*YOUR OBJECTIVE*:
Among the entries below, which lines include the string "true"? Show each one.
⁂
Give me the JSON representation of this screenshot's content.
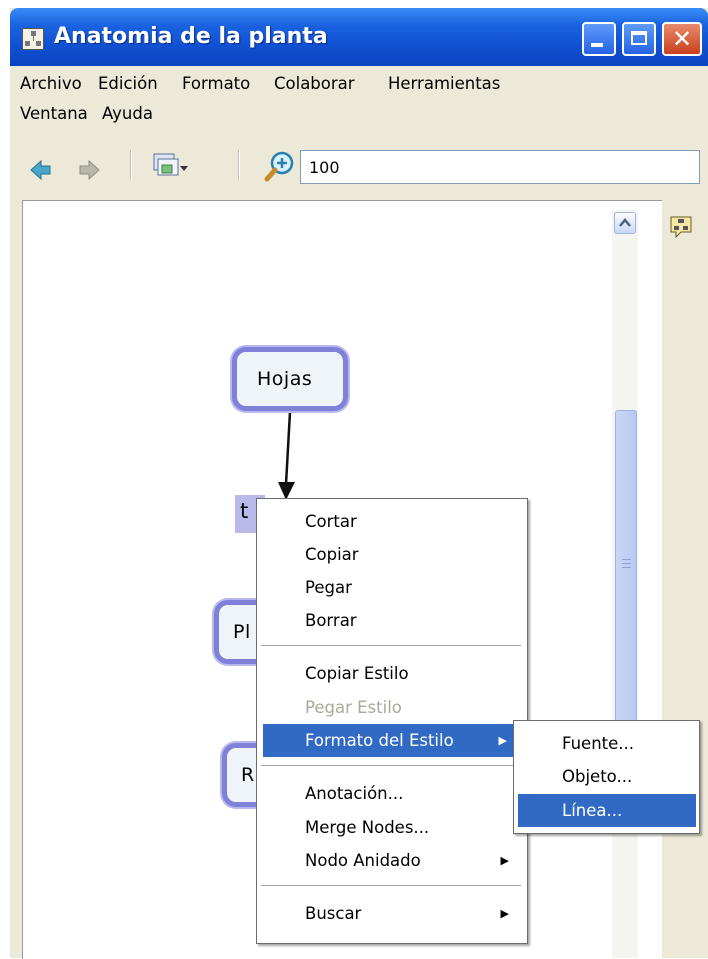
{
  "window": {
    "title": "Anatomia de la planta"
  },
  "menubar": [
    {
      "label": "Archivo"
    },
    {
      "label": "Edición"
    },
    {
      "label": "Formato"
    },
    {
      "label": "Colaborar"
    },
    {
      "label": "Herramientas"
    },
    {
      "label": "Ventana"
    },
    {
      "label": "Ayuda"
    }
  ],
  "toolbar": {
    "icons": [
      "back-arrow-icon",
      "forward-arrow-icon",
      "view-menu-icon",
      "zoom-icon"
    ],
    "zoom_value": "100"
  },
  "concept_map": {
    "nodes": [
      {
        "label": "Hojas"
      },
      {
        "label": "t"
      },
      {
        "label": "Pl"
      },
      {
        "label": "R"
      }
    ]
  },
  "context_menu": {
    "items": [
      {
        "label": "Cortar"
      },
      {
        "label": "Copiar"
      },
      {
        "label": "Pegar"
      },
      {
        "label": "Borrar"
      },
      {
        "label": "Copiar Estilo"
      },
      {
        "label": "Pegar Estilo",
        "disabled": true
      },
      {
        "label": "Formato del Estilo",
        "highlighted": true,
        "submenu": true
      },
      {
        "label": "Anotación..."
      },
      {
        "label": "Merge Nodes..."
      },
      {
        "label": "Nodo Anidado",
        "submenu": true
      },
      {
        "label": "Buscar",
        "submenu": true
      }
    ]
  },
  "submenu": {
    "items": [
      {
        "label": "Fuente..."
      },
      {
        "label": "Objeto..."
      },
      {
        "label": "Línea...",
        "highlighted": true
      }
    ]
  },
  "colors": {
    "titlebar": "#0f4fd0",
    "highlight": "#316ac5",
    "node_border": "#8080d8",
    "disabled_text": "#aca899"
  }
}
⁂
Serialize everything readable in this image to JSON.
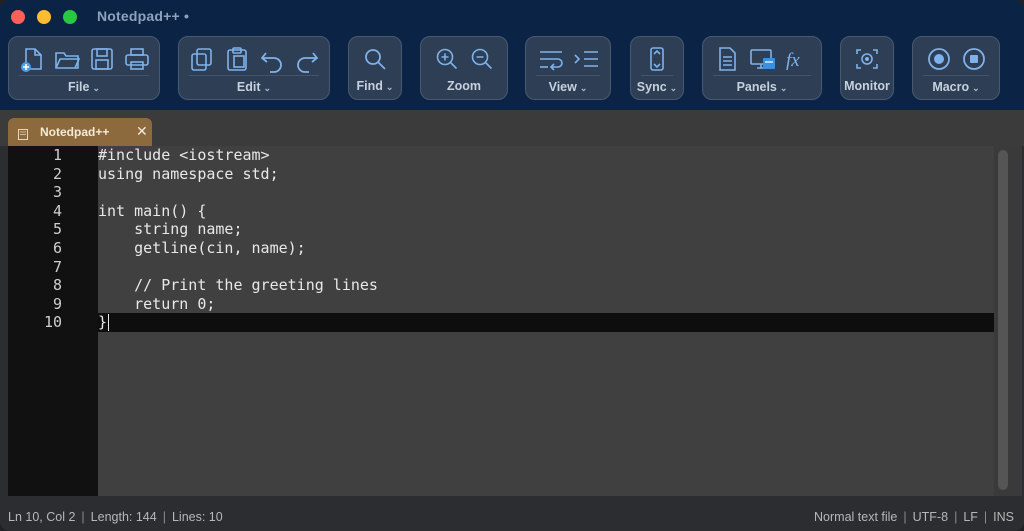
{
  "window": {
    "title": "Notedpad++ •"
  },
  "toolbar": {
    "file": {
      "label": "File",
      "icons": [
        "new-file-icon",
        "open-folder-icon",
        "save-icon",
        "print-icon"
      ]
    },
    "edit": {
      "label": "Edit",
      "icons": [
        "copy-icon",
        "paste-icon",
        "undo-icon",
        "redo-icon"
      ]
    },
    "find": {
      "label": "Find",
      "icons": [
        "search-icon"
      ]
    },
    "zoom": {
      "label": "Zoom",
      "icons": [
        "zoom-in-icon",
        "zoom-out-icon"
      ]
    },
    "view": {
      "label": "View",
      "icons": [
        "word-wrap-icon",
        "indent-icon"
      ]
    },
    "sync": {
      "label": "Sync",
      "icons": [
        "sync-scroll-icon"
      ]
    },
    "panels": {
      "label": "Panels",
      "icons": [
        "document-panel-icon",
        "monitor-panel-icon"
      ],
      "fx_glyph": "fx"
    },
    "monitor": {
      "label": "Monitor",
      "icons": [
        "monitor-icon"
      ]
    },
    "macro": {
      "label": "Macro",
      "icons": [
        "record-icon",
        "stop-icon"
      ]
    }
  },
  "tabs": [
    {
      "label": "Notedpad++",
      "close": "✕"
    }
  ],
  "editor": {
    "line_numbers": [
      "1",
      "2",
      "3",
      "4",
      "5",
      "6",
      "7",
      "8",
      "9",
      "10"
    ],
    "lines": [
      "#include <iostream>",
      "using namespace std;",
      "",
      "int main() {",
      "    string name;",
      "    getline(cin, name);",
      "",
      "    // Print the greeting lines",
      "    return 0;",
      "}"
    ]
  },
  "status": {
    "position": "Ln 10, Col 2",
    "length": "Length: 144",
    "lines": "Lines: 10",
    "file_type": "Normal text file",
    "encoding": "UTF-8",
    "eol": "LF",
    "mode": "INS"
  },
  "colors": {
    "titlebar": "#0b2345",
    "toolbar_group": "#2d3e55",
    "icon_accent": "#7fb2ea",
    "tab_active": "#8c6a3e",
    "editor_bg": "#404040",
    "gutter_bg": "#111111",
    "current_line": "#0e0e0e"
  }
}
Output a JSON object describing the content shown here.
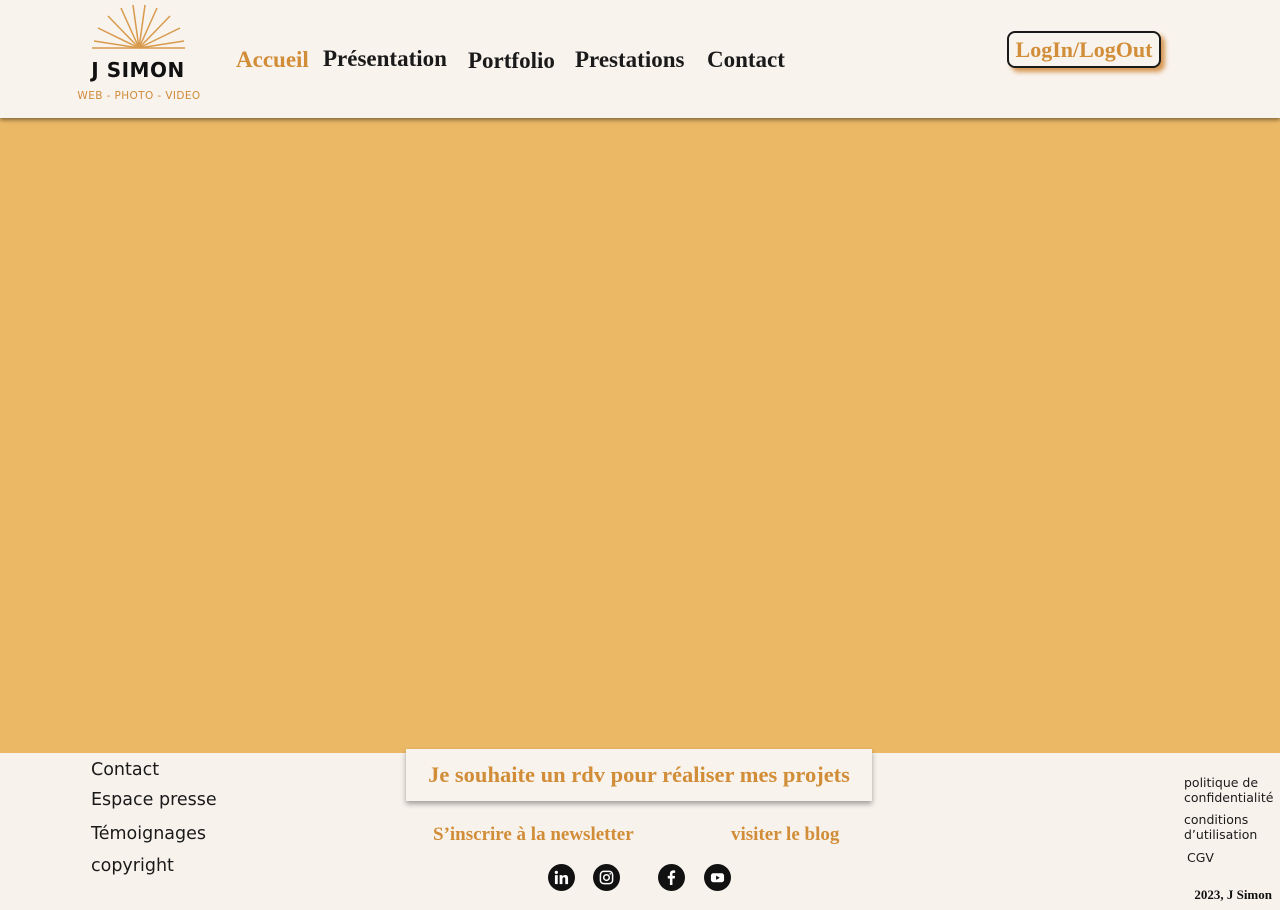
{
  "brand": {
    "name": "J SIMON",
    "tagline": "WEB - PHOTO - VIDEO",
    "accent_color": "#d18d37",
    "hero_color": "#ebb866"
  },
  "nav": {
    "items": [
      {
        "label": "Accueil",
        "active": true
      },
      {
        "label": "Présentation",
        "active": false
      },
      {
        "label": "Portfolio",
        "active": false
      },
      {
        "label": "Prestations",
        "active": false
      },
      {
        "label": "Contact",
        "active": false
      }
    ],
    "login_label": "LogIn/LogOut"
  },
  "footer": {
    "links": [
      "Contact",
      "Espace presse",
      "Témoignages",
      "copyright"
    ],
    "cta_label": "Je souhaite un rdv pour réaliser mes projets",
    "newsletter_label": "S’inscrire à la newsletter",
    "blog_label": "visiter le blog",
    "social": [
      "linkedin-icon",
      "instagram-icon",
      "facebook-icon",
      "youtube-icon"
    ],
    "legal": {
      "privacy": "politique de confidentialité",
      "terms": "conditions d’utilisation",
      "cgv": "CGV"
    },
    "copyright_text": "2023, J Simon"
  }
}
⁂
*YOUR SOLUTION*:
        "disabled": true
        "highlighted": true,
        "submenu": true
        "submenu": true
        "submenu": true
        "highlighted": true
        "active": true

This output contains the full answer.